#### [WHAT THE TASK ASKS]
Scanning the entries below, copy every line that contains the word "Jonathan".
......
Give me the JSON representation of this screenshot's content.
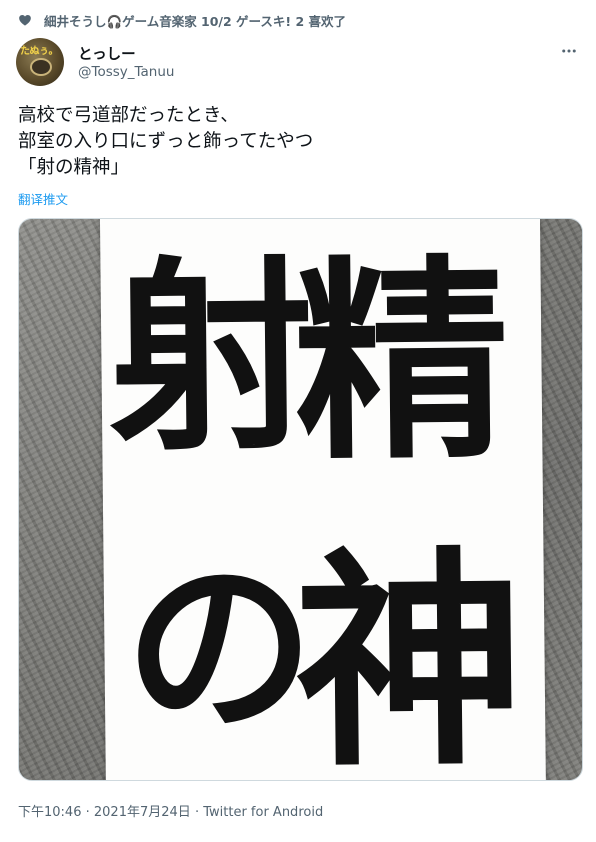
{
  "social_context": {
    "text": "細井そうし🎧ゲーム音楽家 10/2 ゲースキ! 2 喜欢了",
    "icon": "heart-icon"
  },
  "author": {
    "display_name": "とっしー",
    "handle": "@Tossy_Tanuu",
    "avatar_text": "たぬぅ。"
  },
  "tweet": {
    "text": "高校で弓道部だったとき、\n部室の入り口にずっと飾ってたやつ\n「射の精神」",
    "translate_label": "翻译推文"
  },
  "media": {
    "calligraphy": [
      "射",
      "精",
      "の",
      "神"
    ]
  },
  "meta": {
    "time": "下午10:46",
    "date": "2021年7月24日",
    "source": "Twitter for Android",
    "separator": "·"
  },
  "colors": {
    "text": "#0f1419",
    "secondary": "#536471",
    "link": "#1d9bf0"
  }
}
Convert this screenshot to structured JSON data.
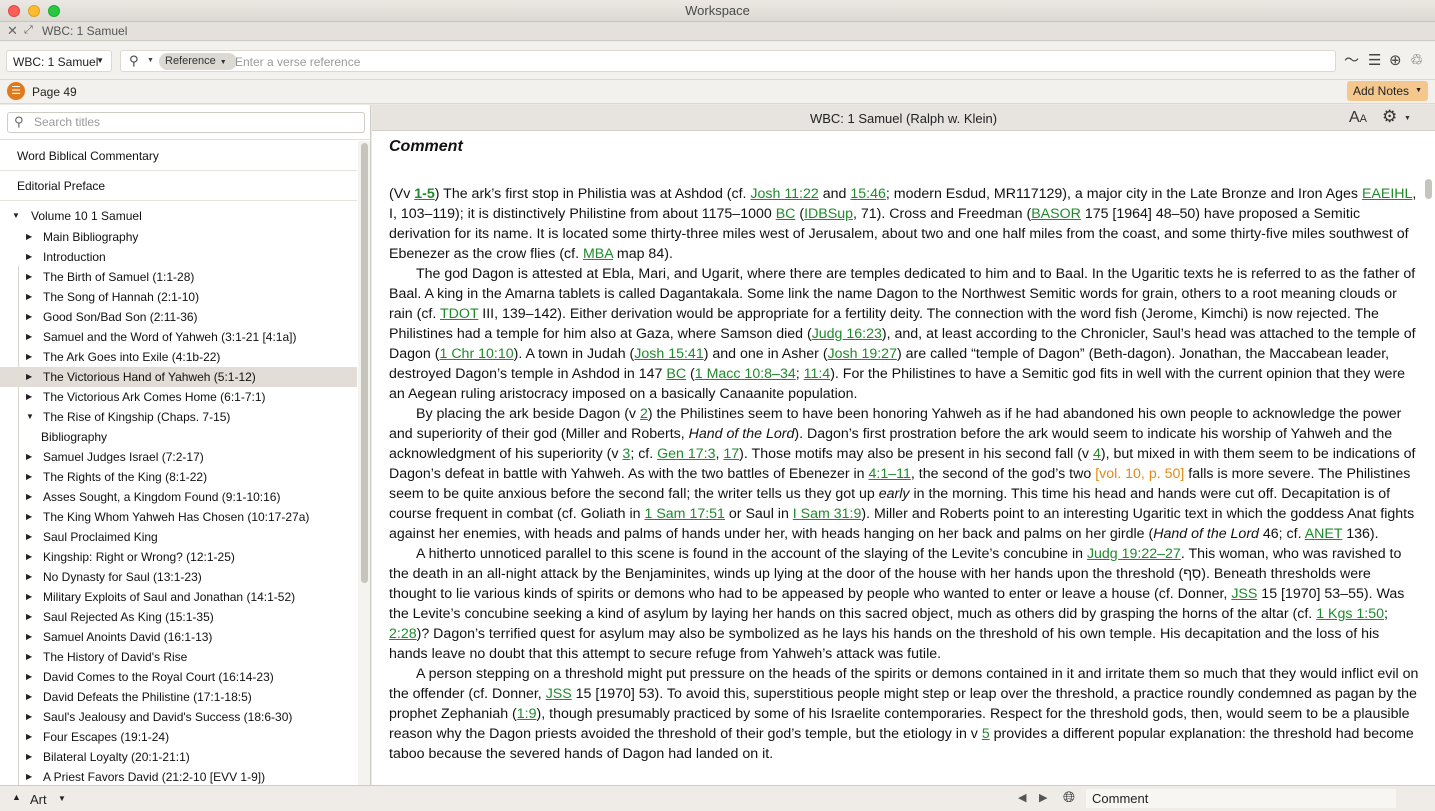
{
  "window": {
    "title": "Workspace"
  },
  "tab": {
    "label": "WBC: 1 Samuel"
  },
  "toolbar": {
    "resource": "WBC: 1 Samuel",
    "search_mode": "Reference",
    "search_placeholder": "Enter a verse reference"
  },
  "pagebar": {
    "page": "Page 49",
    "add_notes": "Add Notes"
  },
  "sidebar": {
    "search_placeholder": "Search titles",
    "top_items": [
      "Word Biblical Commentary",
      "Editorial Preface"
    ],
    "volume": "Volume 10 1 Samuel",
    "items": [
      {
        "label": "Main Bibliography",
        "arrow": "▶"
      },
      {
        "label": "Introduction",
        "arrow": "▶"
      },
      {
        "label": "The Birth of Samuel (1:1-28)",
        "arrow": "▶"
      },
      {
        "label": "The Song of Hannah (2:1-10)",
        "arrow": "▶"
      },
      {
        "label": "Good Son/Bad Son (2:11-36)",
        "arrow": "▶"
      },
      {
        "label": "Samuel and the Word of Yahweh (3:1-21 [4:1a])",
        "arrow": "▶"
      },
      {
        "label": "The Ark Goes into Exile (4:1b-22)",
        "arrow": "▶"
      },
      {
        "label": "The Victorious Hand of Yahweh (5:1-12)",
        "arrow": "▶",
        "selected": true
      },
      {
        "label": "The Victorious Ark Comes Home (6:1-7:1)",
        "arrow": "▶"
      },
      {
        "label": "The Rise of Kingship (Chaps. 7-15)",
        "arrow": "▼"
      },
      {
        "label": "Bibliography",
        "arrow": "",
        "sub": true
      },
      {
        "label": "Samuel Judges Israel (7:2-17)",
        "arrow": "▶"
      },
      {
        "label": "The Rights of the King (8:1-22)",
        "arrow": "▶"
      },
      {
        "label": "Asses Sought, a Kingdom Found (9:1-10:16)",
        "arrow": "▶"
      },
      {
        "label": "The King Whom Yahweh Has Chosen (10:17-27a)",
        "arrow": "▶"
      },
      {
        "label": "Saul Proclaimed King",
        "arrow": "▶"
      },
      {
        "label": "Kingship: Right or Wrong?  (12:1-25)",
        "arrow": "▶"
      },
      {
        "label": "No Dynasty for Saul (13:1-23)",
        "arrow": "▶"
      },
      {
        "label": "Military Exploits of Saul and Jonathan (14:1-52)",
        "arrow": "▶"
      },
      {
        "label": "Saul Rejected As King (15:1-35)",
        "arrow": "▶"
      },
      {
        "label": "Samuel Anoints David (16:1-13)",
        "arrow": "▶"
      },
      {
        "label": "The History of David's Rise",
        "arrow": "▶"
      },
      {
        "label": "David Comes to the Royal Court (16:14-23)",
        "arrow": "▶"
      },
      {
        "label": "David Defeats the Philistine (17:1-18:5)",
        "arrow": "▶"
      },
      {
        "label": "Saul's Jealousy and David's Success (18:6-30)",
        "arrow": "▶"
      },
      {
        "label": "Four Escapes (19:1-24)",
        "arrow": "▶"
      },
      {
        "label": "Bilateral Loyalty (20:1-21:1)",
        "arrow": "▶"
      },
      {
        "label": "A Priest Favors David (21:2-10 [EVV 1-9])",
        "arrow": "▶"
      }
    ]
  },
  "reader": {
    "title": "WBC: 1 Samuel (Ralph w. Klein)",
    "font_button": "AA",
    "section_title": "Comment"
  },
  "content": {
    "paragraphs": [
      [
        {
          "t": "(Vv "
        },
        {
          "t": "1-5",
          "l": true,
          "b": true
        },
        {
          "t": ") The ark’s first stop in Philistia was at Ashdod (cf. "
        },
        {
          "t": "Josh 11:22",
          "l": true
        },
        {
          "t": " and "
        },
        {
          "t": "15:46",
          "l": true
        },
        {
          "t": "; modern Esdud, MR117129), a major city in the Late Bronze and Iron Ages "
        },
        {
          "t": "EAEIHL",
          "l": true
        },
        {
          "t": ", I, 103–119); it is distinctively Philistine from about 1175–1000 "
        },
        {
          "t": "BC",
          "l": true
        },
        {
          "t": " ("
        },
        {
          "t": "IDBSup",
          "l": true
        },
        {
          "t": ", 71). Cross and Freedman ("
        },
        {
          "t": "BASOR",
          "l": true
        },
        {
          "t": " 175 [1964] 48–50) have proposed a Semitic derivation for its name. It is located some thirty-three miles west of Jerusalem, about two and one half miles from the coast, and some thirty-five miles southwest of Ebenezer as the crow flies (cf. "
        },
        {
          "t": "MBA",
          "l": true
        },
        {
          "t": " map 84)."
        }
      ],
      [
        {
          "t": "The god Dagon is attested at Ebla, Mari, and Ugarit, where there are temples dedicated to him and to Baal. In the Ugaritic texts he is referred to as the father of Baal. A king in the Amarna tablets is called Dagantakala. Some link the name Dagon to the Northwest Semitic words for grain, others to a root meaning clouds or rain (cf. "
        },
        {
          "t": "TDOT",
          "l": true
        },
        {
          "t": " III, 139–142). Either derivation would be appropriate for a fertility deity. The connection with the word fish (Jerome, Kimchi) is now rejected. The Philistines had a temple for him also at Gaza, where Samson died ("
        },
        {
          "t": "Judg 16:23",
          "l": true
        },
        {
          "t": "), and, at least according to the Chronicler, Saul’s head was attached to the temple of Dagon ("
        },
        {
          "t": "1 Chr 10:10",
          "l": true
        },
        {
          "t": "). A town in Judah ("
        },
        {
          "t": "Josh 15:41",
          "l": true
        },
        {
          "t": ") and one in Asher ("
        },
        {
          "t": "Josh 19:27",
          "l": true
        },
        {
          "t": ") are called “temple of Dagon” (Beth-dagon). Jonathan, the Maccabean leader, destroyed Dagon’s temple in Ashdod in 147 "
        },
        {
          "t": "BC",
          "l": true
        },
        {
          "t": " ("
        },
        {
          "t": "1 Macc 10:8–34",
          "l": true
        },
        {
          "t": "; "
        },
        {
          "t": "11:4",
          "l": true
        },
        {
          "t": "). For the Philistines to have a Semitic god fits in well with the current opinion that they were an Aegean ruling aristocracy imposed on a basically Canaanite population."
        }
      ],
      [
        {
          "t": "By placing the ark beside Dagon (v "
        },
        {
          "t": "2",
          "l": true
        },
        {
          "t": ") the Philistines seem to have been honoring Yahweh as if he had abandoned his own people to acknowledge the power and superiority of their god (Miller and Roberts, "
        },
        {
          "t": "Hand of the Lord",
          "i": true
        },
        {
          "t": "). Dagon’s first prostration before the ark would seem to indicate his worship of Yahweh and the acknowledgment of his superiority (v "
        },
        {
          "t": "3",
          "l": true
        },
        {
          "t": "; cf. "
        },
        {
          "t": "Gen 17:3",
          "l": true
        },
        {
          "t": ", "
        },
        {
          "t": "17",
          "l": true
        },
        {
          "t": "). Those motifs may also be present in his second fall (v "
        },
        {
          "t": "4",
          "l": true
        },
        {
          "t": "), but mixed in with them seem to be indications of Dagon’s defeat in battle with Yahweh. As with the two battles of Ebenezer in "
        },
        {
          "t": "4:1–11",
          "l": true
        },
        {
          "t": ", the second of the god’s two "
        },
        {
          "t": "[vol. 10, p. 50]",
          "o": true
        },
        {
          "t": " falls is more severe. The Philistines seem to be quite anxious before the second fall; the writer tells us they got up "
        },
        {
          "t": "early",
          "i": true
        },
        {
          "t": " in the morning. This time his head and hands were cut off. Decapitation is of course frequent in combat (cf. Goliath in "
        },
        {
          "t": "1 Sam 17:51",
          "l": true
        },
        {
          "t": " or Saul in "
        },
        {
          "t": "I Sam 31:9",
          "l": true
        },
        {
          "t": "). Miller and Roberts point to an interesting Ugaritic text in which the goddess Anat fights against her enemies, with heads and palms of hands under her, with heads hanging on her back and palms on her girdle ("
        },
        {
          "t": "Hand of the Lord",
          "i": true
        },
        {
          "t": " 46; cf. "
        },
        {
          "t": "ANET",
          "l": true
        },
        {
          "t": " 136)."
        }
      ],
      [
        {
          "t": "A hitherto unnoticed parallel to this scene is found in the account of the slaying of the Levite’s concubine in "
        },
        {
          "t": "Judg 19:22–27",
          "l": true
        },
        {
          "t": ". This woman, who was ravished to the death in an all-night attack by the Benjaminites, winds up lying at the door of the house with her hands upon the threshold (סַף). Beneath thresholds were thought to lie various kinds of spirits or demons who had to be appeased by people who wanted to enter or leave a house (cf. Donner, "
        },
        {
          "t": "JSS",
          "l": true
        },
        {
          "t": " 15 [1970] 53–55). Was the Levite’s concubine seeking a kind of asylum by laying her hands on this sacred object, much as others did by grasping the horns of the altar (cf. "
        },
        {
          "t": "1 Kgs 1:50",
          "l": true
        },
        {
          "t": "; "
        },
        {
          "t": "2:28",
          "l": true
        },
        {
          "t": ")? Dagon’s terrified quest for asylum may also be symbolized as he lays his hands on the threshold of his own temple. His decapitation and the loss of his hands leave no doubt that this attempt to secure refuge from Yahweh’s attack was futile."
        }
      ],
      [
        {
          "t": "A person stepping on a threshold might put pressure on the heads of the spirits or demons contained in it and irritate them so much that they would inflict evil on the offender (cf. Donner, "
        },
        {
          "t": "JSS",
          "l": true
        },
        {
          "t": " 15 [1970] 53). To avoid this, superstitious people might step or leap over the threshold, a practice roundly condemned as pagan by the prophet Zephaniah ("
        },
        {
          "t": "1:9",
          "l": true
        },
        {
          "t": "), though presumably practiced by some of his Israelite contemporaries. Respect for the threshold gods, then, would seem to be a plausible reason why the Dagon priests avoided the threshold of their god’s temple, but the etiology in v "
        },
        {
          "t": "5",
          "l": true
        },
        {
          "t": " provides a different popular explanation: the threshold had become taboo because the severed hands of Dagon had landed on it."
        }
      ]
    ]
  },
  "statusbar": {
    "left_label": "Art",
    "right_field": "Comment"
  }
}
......
#### [EXERCISE SOLUTION]
        "label": "Military Exploits of Saul and Jonathan (14:1-52)",
          "t": ") are called “temple of Dagon” (Beth-dagon). Jonathan, the Maccabean leader, destroyed Dagon’s temple in Ashdod in 147 "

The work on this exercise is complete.